### [Exercise data]
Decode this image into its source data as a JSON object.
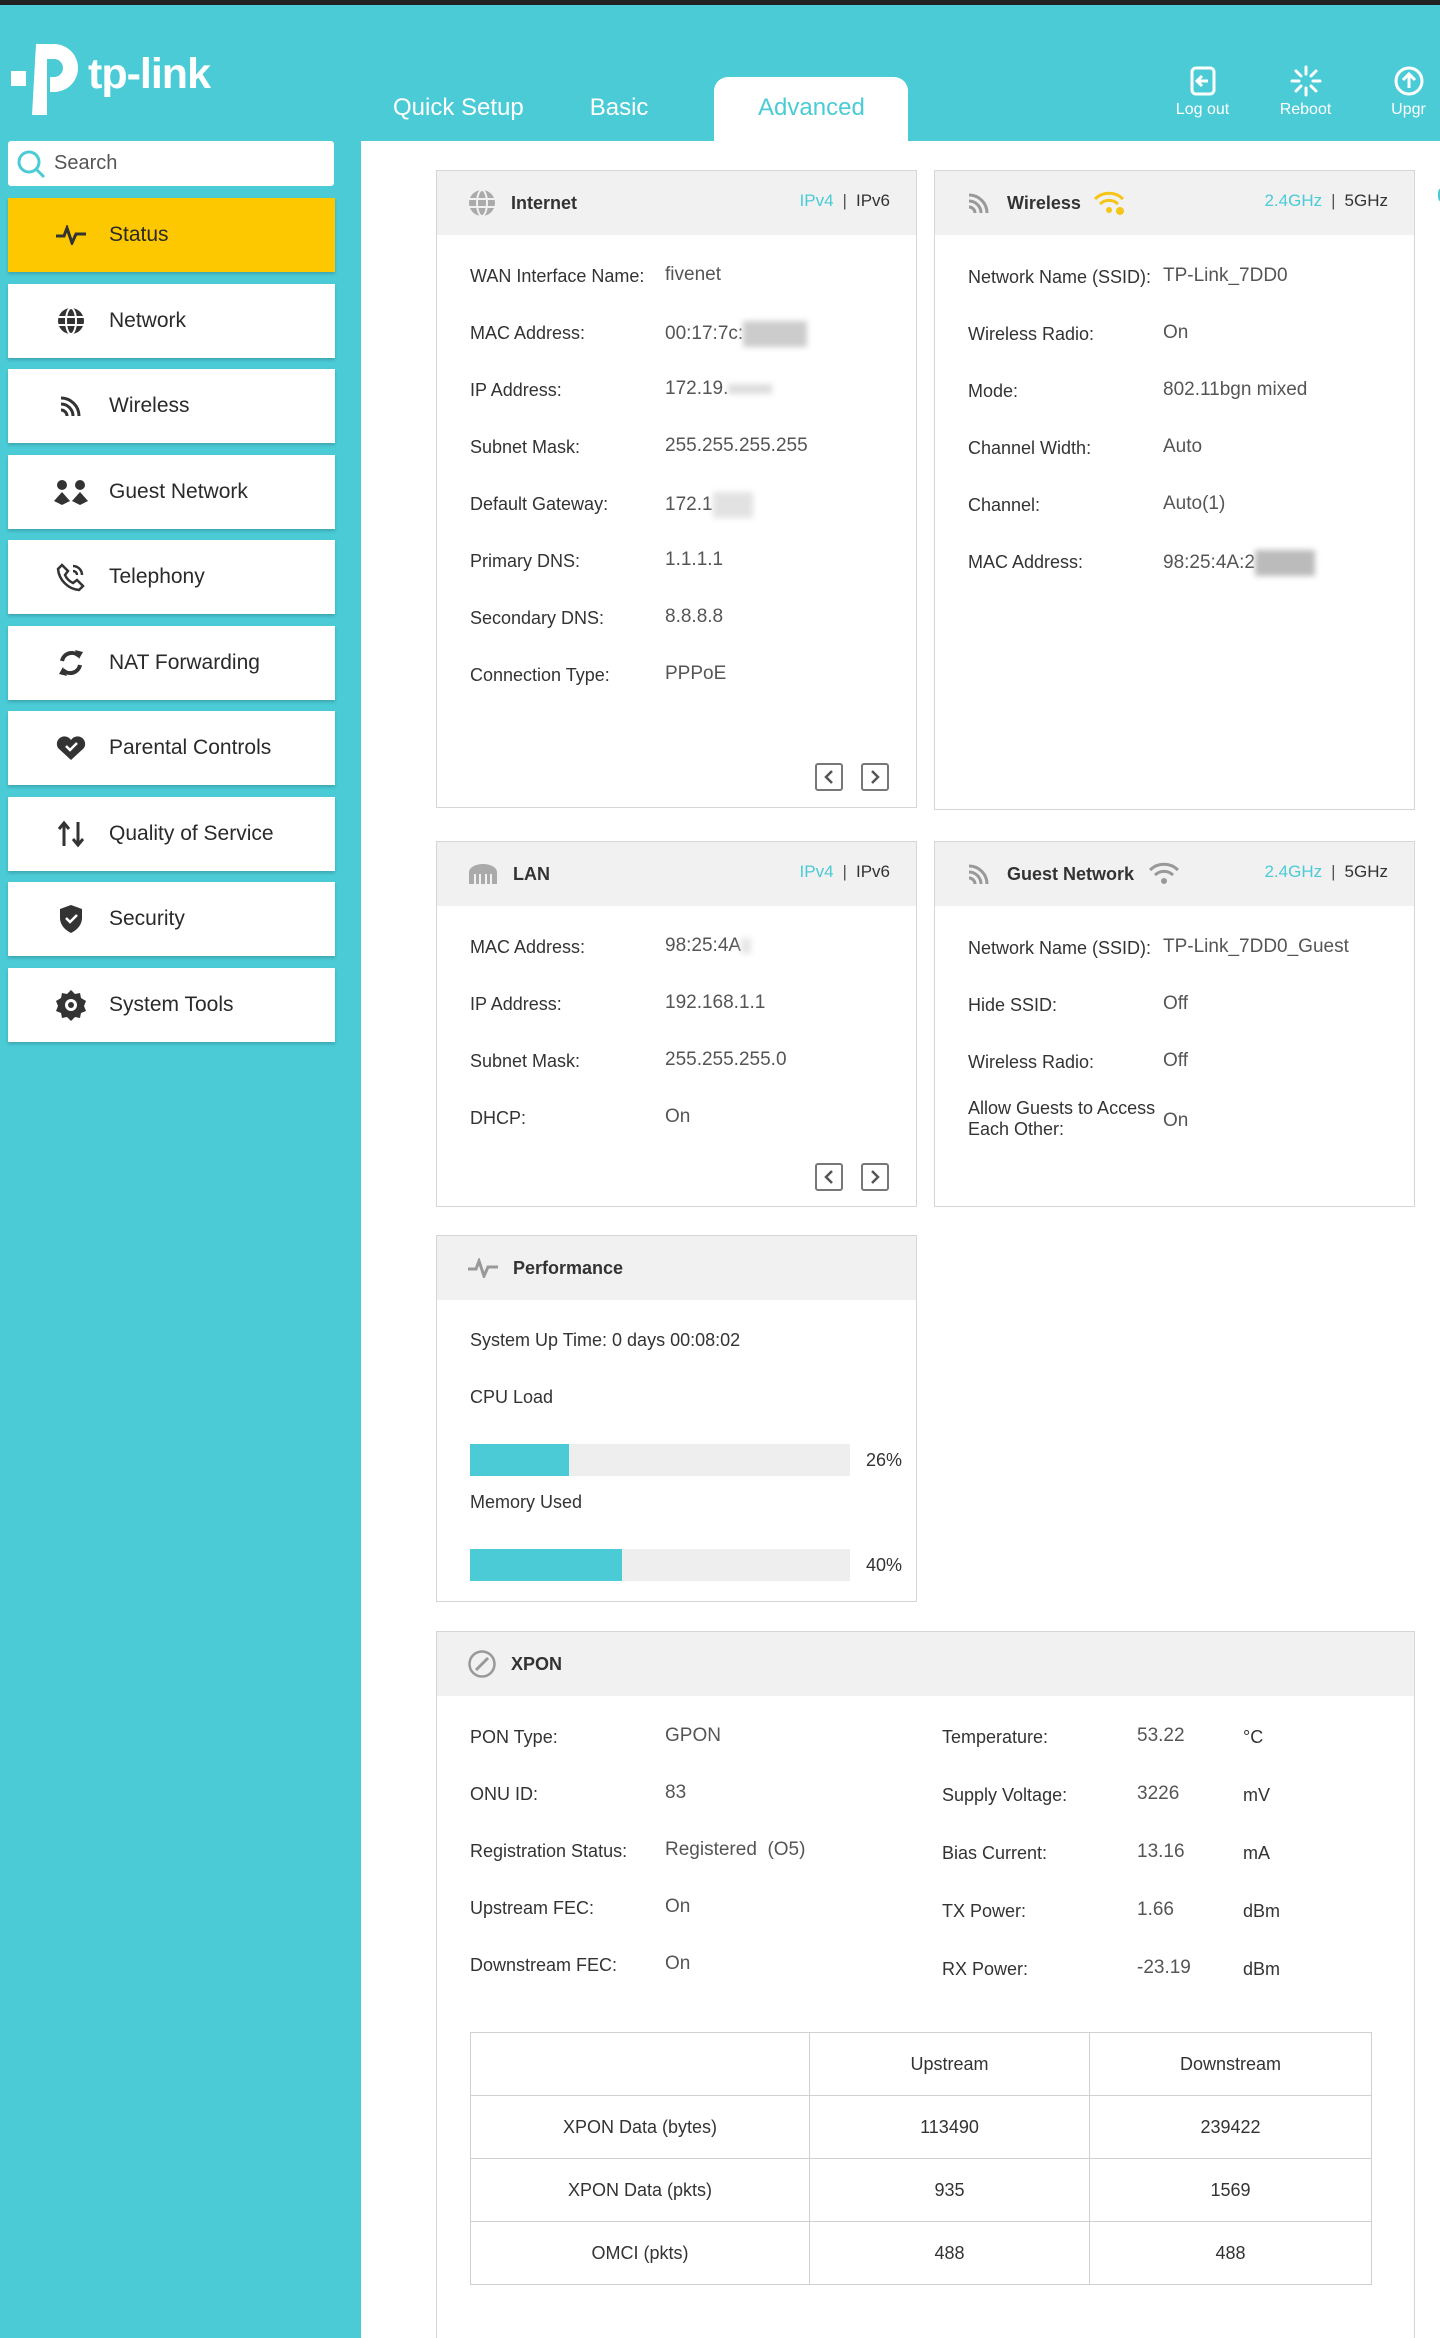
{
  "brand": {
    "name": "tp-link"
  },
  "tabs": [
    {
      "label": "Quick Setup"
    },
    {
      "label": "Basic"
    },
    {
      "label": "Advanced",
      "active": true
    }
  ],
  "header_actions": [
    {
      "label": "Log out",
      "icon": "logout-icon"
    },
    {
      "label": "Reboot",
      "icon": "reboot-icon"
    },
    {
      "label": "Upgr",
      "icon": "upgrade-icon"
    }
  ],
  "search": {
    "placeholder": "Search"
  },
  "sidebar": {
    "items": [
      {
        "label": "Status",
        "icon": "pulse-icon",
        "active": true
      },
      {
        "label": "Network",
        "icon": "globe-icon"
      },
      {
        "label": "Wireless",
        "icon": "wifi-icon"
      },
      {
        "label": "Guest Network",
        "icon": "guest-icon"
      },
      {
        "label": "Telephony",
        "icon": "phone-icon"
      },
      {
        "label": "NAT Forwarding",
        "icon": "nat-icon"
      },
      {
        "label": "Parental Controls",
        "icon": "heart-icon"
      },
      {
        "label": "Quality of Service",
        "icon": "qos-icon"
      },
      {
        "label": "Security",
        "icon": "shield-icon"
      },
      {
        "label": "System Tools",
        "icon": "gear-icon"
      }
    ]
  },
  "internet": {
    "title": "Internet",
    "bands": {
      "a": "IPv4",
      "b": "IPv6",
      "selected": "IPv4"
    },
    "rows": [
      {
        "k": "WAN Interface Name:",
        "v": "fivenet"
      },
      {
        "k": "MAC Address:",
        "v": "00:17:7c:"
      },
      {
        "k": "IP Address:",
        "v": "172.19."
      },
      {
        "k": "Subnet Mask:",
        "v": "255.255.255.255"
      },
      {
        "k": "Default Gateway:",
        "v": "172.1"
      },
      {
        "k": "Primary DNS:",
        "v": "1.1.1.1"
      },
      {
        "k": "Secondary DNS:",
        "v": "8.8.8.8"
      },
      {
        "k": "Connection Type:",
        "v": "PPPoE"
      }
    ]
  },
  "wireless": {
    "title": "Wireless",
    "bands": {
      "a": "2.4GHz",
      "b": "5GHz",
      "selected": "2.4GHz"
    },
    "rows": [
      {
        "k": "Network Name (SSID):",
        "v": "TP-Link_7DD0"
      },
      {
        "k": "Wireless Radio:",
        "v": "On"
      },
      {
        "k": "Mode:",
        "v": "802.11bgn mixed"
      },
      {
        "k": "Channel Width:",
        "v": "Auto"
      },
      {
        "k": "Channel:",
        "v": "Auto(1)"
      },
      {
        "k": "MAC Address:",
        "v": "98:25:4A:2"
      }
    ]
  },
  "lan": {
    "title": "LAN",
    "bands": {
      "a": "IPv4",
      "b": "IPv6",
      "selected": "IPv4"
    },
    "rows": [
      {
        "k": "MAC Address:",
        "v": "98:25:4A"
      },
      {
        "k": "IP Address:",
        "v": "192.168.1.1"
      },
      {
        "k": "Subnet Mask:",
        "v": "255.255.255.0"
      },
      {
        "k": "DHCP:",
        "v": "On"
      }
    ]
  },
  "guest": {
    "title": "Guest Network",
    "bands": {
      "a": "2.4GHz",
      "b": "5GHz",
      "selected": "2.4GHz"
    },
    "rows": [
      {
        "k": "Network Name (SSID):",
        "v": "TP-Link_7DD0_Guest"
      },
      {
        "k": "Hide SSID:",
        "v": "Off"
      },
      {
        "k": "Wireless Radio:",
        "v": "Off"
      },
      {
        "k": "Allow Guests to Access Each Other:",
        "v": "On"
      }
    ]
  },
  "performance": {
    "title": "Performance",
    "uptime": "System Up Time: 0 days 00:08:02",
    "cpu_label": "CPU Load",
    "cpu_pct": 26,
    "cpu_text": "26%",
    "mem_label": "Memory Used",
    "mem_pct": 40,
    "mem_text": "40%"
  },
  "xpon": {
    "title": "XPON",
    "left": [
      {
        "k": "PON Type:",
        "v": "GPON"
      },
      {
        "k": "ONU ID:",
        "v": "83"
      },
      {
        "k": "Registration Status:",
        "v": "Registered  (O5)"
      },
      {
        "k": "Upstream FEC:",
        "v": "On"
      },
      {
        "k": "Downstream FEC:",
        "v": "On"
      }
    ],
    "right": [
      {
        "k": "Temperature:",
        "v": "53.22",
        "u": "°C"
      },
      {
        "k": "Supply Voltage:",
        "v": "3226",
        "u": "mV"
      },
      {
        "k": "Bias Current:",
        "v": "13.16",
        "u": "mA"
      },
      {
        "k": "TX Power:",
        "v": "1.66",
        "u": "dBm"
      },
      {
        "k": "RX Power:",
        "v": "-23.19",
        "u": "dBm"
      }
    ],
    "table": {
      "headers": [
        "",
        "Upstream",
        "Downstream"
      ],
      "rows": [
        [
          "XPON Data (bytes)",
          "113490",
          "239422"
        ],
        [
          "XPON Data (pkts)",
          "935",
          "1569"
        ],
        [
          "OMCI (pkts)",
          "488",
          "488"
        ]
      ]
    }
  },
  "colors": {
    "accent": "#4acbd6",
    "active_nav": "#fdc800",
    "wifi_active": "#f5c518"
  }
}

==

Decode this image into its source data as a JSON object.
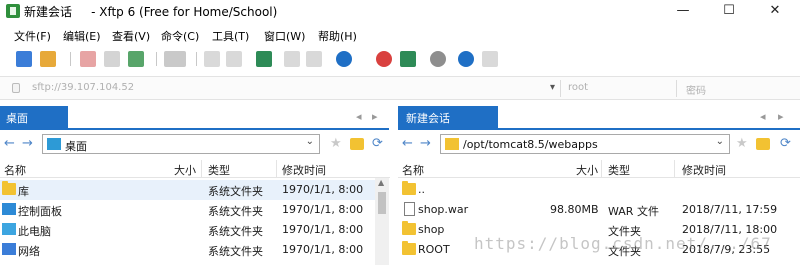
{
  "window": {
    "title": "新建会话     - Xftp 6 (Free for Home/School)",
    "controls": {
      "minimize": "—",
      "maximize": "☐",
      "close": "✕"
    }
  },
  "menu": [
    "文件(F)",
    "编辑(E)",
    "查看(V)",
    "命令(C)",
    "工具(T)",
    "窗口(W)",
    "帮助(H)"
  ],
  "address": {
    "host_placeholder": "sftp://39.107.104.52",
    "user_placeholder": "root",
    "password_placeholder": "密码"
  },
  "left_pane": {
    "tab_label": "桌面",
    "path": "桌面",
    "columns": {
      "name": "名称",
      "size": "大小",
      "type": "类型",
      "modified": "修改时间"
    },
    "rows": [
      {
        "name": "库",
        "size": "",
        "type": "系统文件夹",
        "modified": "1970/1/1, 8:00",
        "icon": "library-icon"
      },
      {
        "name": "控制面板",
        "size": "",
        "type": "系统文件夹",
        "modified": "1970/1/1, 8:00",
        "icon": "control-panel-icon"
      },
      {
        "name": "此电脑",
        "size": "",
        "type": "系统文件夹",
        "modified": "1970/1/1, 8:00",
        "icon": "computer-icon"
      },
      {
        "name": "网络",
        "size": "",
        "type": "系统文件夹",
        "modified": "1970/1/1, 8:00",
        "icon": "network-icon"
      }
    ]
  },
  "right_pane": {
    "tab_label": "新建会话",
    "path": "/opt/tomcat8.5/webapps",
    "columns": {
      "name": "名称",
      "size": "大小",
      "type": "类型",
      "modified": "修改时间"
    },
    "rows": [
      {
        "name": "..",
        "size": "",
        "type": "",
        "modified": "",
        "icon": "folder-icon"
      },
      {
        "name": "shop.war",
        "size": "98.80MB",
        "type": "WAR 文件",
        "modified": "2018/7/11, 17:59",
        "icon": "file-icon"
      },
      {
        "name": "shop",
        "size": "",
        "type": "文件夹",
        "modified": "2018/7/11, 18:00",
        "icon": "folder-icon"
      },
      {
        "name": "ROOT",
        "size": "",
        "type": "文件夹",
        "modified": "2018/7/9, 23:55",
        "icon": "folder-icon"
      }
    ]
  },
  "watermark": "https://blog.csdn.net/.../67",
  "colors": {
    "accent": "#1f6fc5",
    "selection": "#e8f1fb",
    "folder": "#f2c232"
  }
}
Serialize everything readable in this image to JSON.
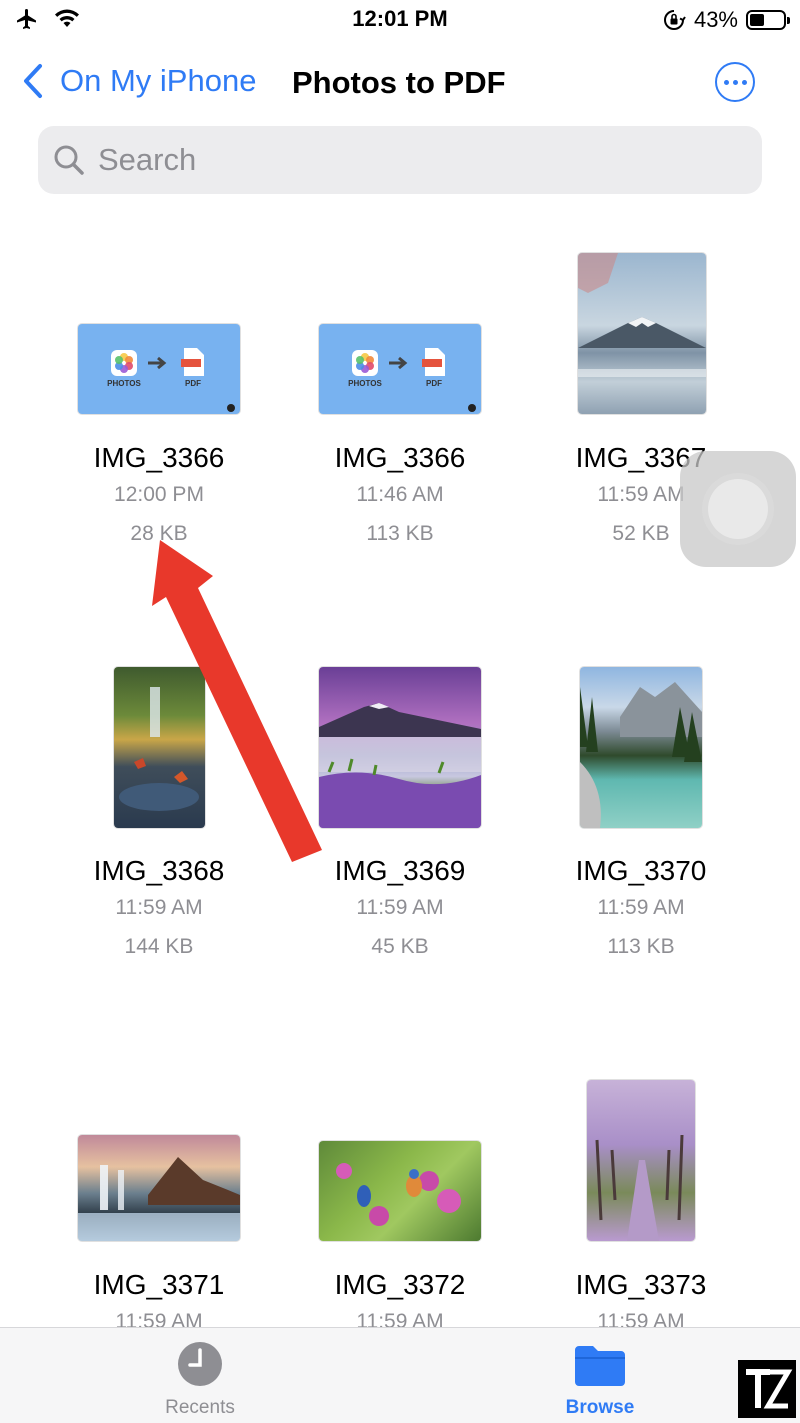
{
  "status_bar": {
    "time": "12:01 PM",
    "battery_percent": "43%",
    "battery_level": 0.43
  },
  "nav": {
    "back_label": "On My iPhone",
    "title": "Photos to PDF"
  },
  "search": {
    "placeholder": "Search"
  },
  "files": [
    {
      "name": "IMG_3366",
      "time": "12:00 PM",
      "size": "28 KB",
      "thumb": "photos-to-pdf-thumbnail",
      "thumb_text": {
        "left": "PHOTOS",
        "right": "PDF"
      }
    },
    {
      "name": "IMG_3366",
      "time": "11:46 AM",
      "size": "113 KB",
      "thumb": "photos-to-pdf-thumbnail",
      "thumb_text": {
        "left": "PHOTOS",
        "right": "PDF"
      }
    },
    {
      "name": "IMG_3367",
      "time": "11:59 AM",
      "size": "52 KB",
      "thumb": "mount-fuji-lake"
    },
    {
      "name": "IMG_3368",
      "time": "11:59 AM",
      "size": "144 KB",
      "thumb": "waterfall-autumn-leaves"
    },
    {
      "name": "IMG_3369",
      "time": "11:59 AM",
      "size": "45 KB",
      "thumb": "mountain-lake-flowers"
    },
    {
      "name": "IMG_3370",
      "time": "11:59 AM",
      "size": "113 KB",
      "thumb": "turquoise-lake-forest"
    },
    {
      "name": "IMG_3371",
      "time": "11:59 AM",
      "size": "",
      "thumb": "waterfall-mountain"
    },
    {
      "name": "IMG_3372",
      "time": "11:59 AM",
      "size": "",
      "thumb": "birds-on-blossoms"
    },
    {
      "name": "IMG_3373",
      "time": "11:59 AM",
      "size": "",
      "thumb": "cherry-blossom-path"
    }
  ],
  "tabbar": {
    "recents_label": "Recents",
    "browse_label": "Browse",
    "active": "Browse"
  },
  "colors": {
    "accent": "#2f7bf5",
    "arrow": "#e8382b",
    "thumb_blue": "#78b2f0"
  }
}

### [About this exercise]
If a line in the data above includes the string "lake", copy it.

### [Solution for this problem]
      "thumb": "mount-fuji-lake"
      "thumb": "mountain-lake-flowers"
      "thumb": "turquoise-lake-forest"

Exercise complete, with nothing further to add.